Prompt>
An exact copy of every entry is needed, with the images left out.

(Stored items)
....

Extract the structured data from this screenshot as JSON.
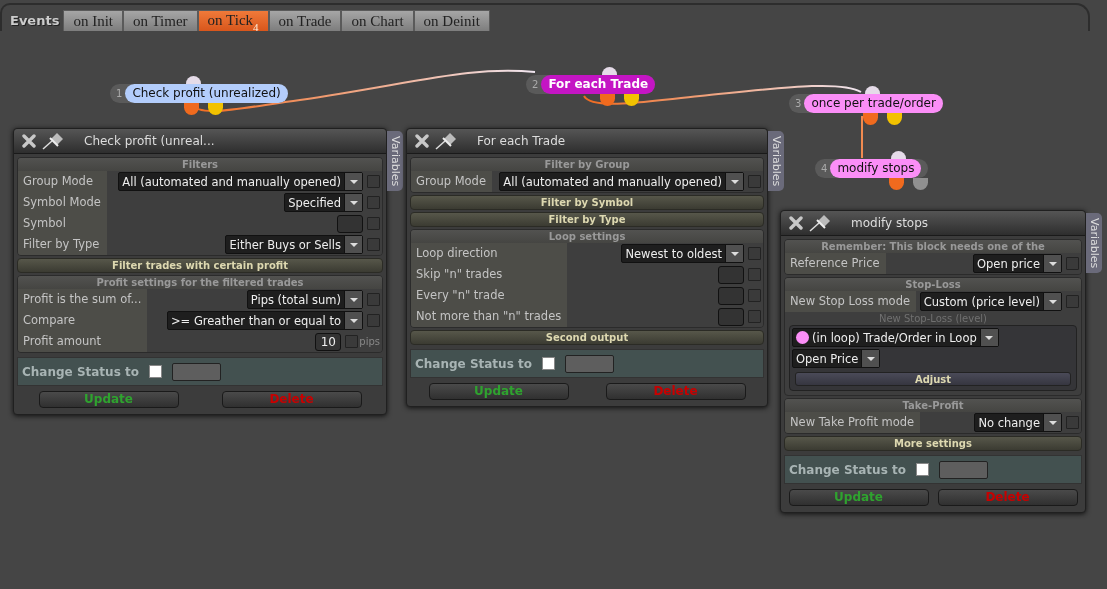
{
  "events_label": "Events",
  "tabs": [
    {
      "label": "on Init",
      "selected": false
    },
    {
      "label": "on Timer",
      "selected": false
    },
    {
      "label": "on Tick",
      "selected": true,
      "badge": "4"
    },
    {
      "label": "on Trade",
      "selected": false
    },
    {
      "label": "on Chart",
      "selected": false
    },
    {
      "label": "on Deinit",
      "selected": false
    }
  ],
  "nodes": [
    {
      "number": "1",
      "label": "Check profit (unrealized)",
      "color": "#b3cdfc",
      "outputs": [
        {
          "color": "#f06a1e"
        },
        {
          "color": "#f2c200"
        }
      ]
    },
    {
      "number": "2",
      "label": "For each Trade",
      "color": "#c415c4",
      "outputs": [
        {
          "color": "#f06a1e"
        },
        {
          "color": "#f2c200"
        }
      ]
    },
    {
      "number": "3",
      "label": "once per trade/order",
      "color": "#fb8ef7",
      "outputs": [
        {
          "color": "#f06a1e"
        },
        {
          "color": "#f2c200"
        }
      ]
    },
    {
      "number": "4",
      "label": "modify stops",
      "color": "#fb8ef7",
      "outputs": [
        {
          "color": "#f06a1e"
        },
        {
          "color": "#909090"
        }
      ]
    }
  ],
  "panels": [
    {
      "title": "Check profit (unreal...",
      "side_tab": "Variables",
      "sections": [
        {
          "kind": "group",
          "title": "Filters",
          "rows": [
            {
              "kind": "select",
              "label": "Group Mode",
              "value": "All (automated and manually opened)",
              "checked": false
            },
            {
              "kind": "select",
              "label": "Symbol Mode",
              "value": "Specified",
              "checked": false
            },
            {
              "kind": "input",
              "label": "Symbol",
              "value": "",
              "checked": false
            },
            {
              "kind": "select",
              "label": "Filter by Type",
              "value": "Either Buys or Sells",
              "checked": false
            }
          ]
        },
        {
          "kind": "header",
          "title": "Filter trades with certain profit"
        },
        {
          "kind": "group",
          "title": "Profit settings for the filtered trades",
          "rows": [
            {
              "kind": "select",
              "label": "Profit is the sum of...",
              "value": "Pips (total sum)",
              "checked": false
            },
            {
              "kind": "select",
              "label": "Compare",
              "value": ">= Greather than or equal to",
              "checked": false
            },
            {
              "kind": "input",
              "label": "Profit amount",
              "value": "10",
              "unit": "pips",
              "checked": false
            }
          ]
        },
        {
          "kind": "status",
          "label": "Change Status to",
          "checked": false
        }
      ],
      "buttons": [
        "Update",
        "Delete"
      ]
    },
    {
      "title": "For each Trade",
      "side_tab": "Variables",
      "sections": [
        {
          "kind": "group",
          "title": "Filter by Group",
          "rows": [
            {
              "kind": "select",
              "label": "Group Mode",
              "value": "All (automated and manually opened)",
              "checked": false
            }
          ]
        },
        {
          "kind": "header",
          "title": "Filter by Symbol"
        },
        {
          "kind": "header",
          "title": "Filter by Type"
        },
        {
          "kind": "group",
          "title": "Loop settings",
          "rows": [
            {
              "kind": "select",
              "label": "Loop direction",
              "value": "Newest to oldest",
              "checked": false
            },
            {
              "kind": "input",
              "label": "Skip \"n\" trades",
              "value": "",
              "checked": false
            },
            {
              "kind": "input",
              "label": "Every \"n\" trade",
              "value": "",
              "checked": false
            },
            {
              "kind": "input",
              "label": "Not more than \"n\" trades",
              "value": "",
              "checked": false
            }
          ]
        },
        {
          "kind": "header",
          "title": "Second output"
        },
        {
          "kind": "status",
          "label": "Change Status to",
          "checked": false
        }
      ],
      "buttons": [
        "Update",
        "Delete"
      ]
    },
    {
      "title": "modify stops",
      "side_tab": "Variables",
      "sections": [
        {
          "kind": "group",
          "title": "Remember: This block needs one of the",
          "rows": [
            {
              "kind": "select",
              "label": "Reference Price",
              "value": "Open price",
              "checked": false
            }
          ]
        },
        {
          "kind": "group",
          "title": "Stop-Loss",
          "rows": [
            {
              "kind": "select",
              "label": "New Stop Loss mode",
              "value": "Custom (price level)",
              "checked": false
            },
            {
              "kind": "level",
              "title": "New Stop-Loss (level)",
              "source": {
                "value": "(in loop) Trade/Order in Loop",
                "color": "#fb8ef7"
              },
              "field": "Open Price",
              "button": "Adjust"
            }
          ]
        },
        {
          "kind": "group",
          "title": "Take-Profit",
          "rows": [
            {
              "kind": "select",
              "label": "New Take Profit mode",
              "value": "No change",
              "checked": false
            }
          ]
        },
        {
          "kind": "header",
          "title": "More settings"
        },
        {
          "kind": "status",
          "label": "Change Status to",
          "checked": false
        }
      ],
      "buttons": [
        "Update",
        "Delete"
      ]
    }
  ]
}
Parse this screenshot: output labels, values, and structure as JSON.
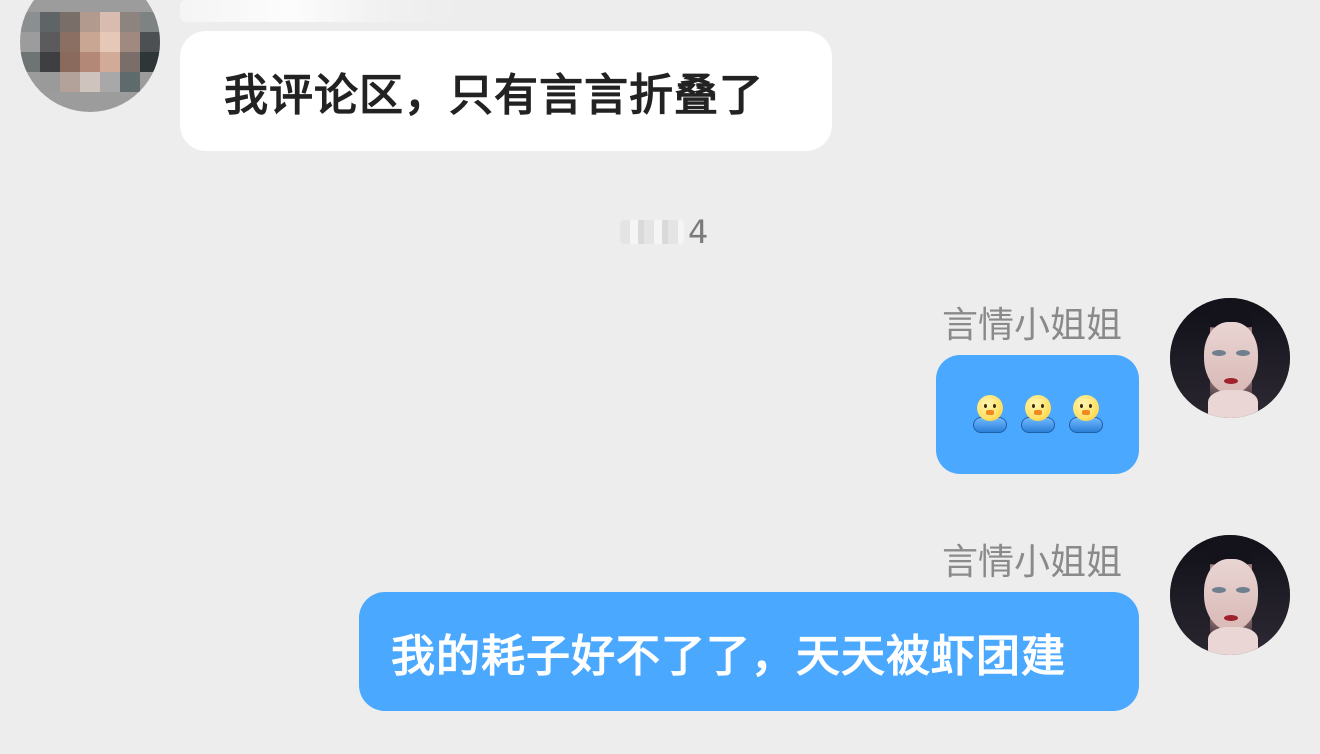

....

Solution for this task>
Extract the structured data from this screenshot as JSON.
{
  "events_label": "Events",
  "tabs": [
    {
      "label": "on Init",
      "selected": false
    },
    {
      "label": "on Timer",
      "selected": false
    },
    {
      "label": "on Tick",
      "selected": true,
      "badge": "4"
    },
    {
      "label": "on Trade",
      "selected": false
    },
    {
      "label": "on Chart",
      "selected": false
    },
    {
      "label": "on Deinit",
      "selected": false
    }
  ],
  "nodes": [
    {
      "number": "1",
      "label": "Check profit (unrealized)",
      "color": "#b3cdfc",
      "outputs": [
        {
          "color": "#f06a1e"
        },
        {
          "color": "#f2c200"
        }
      ]
    },
    {
      "number": "2",
      "label": "For each Trade",
      "color": "#c415c4",
      "outputs": [
        {
          "color": "#f06a1e"
        },
        {
          "color": "#f2c200"
        }
      ]
    },
    {
      "number": "3",
      "label": "once per trade/order",
      "color": "#fb8ef7",
      "outputs": [
        {
          "color": "#f06a1e"
        },
        {
          "color": "#f2c200"
        }
      ]
    },
    {
      "number": "4",
      "label": "modify stops",
      "color": "#fb8ef7",
      "outputs": [
        {
          "color": "#f06a1e"
        },
        {
          "color": "#909090"
        }
      ]
    }
  ],
  "panels": [
    {
      "title": "Check profit (unreal...",
      "side_tab": "Variables",
      "sections": [
        {
          "kind": "group",
          "title": "Filters",
          "rows": [
            {
              "kind": "select",
              "label": "Group Mode",
              "value": "All (automated and manually opened)",
              "checked": false
            },
            {
              "kind": "select",
              "label": "Symbol Mode",
              "value": "Specified",
              "checked": false
            },
            {
              "kind": "input",
              "label": "Symbol",
              "value": "",
              "checked": false
            },
            {
              "kind": "select",
              "label": "Filter by Type",
              "value": "Either Buys or Sells",
              "checked": false
            }
          ]
        },
        {
          "kind": "header",
          "title": "Filter trades with certain profit"
        },
        {
          "kind": "group",
          "title": "Profit settings for the filtered trades",
          "rows": [
            {
              "kind": "select",
              "label": "Profit is the sum of...",
              "value": "Pips (total sum)",
              "checked": false
            },
            {
              "kind": "select",
              "label": "Compare",
              "value": ">= Greather than or equal to",
              "checked": false
            },
            {
              "kind": "input",
              "label": "Profit amount",
              "value": "10",
              "unit": "pips",
              "checked": false
            }
          ]
        },
        {
          "kind": "status",
          "label": "Change Status to",
          "checked": false
        }
      ],
      "buttons": [
        "Update",
        "Delete"
      ]
    },
    {
      "title": "For each Trade",
      "side_tab": "Variables",
      "sections": [
        {
          "kind": "group",
          "title": "Filter by Group",
          "rows": [
            {
              "kind": "select",
              "label": "Group Mode",
              "value": "All (automated and manually opened)",
              "checked": false
            }
          ]
        },
        {
          "kind": "header",
          "title": "Filter by Symbol"
        },
        {
          "kind": "header",
          "title": "Filter by Type"
        },
        {
          "kind": "group",
          "title": "Loop settings",
          "rows": [
            {
              "kind": "select",
              "label": "Loop direction",
              "value": "Newest to oldest",
              "checked": false
            },
            {
              "kind": "input",
              "label": "Skip \"n\" trades",
              "value": "",
              "checked": false
            },
            {
              "kind": "input",
              "label": "Every \"n\" trade",
              "value": "",
              "checked": false
            },
            {
              "kind": "input",
              "label": "Not more than \"n\" trades",
              "value": "",
              "checked": false
            }
          ]
        },
        {
          "kind": "header",
          "title": "Second output"
        },
        {
          "kind": "status",
          "label": "Change Status to",
          "checked": false
        }
      ],
      "buttons": [
        "Update",
        "Delete"
      ]
    },
    {
      "title": "modify stops",
      "side_tab": "Variables",
      "sections": [
        {
          "kind": "group",
          "title": "Remember: This block needs one of the",
          "rows": [
            {
              "kind": "select",
              "label": "Reference Price",
              "value": "Open price",
              "checked": false
            }
          ]
        },
        {
          "kind": "group",
          "title": "Stop-Loss",
          "rows": [
            {
              "kind": "select",
              "label": "New Stop Loss mode",
              "value": "Custom (price level)",
              "checked": false
            },
            {
              "kind": "level",
              "title": "New Stop-Loss (level)",
              "source": {
                "value": "(in loop) Trade/Order in Loop",
                "color": "#fb8ef7"
              },
              "field": "Open Price",
              "button": "Adjust"
            }
          ]
        },
        {
          "kind": "group",
          "title": "Take-Profit",
          "rows": [
            {
              "kind": "select",
              "label": "New Take Profit mode",
              "value": "No change",
              "checked": false
            }
          ]
        },
        {
          "kind": "header",
          "title": "More settings"
        },
        {
          "kind": "status",
          "label": "Change Status to",
          "checked": false
        }
      ],
      "buttons": [
        "Update",
        "Delete"
      ]
    }
  ]
}
Parse this screenshot: output labels, values, and structure as JSON.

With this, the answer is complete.